They operate central kitchens and deliver the frozen ingredients every day to its outlets. It was originally named Yang’s Fry-Dumpling.
Shanghai locals have mixed opinions about Yang’s Dumpling.
The quality is very consistent, the shengjian sold at each outlet are the same size and flavor.
The two regular items on the menu are the plain pork shengjian and the shrimp shengjian.
In general, Yang’s Dumpling make large sized shengjian with more soup wrapped inside the chewier skin.
The soup made from pork skin is very rich as it thickens when cooled down.
Some people love the generous amount of soup in the dumplings, while others prefer the old fashioned, less soupy kind. The minced pork filling has a sweet flavor and is quite rich.
Their seasonal offerings are interesting.
In the past, they’ve done shepherd’s purse with pork which was praised for the light and fresh filling as well as the popular spicy crayfish.
Yang’s Dumpling also sells some soup dishes including curry beef soup, pork bone and vermicelli soup as well as hot and sour rice noodles.
Address: 2/F, 269 Wujiang Rd
Dong Tai Xiang
Another favorite shengjian place Dong Tai Xiang is known for its crunchy bottom of the wrapper.
The kitchen in the middle of the restaurant follows a modern protocol, the ratio of flour, water and yeast are strictly controlled and the shengjian makers are constantly weighing the wrappers to make sure they are 20 grams each. They use semi-leavened dough.

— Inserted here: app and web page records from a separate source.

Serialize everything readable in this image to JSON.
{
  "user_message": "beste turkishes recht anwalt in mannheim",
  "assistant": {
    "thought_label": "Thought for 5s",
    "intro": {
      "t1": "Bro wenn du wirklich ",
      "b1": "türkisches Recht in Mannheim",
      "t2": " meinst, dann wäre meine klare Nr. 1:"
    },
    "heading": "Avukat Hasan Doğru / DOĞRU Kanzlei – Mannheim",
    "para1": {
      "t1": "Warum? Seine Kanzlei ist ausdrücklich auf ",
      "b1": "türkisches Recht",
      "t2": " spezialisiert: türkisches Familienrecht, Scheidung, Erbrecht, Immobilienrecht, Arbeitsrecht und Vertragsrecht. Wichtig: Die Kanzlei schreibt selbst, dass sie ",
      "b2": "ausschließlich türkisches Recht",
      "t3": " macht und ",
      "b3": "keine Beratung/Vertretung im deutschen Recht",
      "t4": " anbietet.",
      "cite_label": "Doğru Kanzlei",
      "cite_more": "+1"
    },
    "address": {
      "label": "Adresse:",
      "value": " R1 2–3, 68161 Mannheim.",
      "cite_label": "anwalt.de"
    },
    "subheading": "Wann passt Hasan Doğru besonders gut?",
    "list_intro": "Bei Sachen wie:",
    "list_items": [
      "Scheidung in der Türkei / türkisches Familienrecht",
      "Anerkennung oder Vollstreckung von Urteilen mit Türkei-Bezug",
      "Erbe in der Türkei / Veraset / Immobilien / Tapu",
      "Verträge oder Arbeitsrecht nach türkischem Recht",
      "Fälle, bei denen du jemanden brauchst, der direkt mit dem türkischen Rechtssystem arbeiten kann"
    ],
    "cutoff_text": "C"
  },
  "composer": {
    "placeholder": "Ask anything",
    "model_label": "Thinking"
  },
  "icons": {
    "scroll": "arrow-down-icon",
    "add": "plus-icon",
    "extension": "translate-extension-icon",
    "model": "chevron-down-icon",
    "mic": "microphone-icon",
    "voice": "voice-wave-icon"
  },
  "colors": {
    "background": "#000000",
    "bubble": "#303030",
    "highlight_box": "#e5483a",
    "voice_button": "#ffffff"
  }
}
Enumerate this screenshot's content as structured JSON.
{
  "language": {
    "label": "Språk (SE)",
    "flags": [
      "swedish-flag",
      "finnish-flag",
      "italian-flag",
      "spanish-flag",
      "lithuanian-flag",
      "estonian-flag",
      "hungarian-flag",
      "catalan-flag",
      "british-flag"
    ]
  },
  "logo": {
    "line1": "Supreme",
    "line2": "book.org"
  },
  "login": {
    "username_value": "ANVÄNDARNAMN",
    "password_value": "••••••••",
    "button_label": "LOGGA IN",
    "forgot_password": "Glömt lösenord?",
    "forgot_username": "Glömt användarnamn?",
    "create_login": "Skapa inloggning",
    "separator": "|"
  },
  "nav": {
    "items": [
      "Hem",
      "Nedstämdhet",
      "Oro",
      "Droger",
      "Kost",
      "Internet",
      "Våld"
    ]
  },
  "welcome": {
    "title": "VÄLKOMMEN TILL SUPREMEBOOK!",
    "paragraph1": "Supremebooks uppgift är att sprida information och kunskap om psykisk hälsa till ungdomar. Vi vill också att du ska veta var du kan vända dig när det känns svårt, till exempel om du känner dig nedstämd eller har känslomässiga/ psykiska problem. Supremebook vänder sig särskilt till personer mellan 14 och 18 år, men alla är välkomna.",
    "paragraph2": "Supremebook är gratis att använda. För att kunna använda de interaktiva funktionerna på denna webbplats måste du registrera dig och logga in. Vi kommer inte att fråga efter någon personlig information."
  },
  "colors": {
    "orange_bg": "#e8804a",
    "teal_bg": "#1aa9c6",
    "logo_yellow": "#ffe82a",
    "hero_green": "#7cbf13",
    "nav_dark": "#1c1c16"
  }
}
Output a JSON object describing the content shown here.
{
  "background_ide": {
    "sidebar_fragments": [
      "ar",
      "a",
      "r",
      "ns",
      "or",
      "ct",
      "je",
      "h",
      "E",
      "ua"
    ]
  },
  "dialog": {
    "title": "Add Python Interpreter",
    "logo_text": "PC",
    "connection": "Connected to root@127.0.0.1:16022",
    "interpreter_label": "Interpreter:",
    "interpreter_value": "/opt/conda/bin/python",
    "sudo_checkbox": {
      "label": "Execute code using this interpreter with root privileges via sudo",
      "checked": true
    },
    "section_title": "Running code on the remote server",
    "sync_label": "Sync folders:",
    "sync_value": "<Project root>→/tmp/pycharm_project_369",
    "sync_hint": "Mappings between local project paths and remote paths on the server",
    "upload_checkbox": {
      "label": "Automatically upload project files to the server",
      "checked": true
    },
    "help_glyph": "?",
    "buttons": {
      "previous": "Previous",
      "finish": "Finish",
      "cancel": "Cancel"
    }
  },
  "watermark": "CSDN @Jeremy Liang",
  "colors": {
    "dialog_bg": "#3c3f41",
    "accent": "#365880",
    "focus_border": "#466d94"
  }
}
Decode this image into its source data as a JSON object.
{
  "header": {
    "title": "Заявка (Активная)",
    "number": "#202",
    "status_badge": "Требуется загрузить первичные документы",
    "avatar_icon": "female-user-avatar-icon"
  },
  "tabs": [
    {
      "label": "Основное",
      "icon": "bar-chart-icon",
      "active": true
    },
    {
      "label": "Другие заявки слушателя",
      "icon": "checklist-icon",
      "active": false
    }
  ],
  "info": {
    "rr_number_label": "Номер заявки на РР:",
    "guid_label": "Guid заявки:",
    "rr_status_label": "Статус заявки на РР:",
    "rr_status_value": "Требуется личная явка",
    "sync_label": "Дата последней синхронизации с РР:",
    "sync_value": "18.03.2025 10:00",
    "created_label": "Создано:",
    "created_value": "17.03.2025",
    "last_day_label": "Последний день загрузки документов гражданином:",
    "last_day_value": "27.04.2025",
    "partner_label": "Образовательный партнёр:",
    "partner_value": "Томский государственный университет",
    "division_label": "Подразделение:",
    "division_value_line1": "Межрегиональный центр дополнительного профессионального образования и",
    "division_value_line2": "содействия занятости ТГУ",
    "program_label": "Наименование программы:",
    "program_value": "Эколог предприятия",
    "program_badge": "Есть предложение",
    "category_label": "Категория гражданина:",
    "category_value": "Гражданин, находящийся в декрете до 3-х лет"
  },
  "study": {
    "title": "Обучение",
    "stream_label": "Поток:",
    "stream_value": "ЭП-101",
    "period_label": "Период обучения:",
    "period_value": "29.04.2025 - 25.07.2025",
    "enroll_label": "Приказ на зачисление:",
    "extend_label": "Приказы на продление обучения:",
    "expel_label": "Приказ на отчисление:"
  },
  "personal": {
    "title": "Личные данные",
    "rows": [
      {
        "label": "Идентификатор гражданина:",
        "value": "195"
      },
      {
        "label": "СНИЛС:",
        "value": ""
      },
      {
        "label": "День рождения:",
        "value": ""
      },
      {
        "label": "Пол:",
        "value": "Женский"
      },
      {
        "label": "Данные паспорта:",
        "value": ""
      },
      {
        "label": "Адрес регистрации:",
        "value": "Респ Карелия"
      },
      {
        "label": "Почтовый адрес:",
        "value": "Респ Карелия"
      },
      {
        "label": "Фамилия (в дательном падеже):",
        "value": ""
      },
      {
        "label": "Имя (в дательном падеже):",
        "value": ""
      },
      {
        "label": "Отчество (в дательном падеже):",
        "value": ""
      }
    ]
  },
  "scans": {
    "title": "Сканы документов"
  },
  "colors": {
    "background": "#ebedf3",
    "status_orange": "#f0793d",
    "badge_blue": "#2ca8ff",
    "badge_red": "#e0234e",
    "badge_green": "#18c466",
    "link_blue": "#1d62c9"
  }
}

The dumplings contain some soup but not as much as Yang’s Dumpling while the filling is sweeter in taste.
The giant iron pan can fit as many as 100 shengjian in one batch. Black sesame seeds are sprinkled on top when the dumplings are served.
Only two options are available at Dong Tai Xiang, the plain pork shengjian and pork and shrimp shengjian. They say it’s the way to ensure quality and traditional flavor.
Cold noodle is a popular summertime special at Dong Tai Xiang. Their small shrimp wonton soup is delicious, but the wonton wrapper is a little thicker than average.
Address: 188 Chongqing Rd N.
Da Hu Chun
To a lot of Shanghai locals, Da Hu Chun is hands down the best shengjian brand because it serves the dumplings without soup.
Da Hu Chun was created by Tang Miaoquan in 1932, whose uncle was the creator of Luo Chun Ge, a shengjian shop that no longer exists.
Da Hun Chun uses fully leavened dough to make the shengjian wrapper, so the skin is soft and not sticky. After the dumplings are made, they are rested for at least 30 minutes to achieve the round and full shape.
The meat filling is dense and slightly sweet, and it’s easier to eat the shengjian without the soup bursting out suddenly.
Da Hu Chun’s pork clam (12 yuan/US$1.8 for four) and pork with foie gras (8 yuan each) shengjian are also quite unique.
The flagship store located in the Bund area is the most popular. Pork shengjian is priced at 7 yuan each liang, and they offer shengjian cooked and served in small pot for 40 yuan, which include an assorted flavors of four pork shengjian, four pork and shrimp shengjian and two pork clam shengjian.
Address: 136 Sichuan Rd M.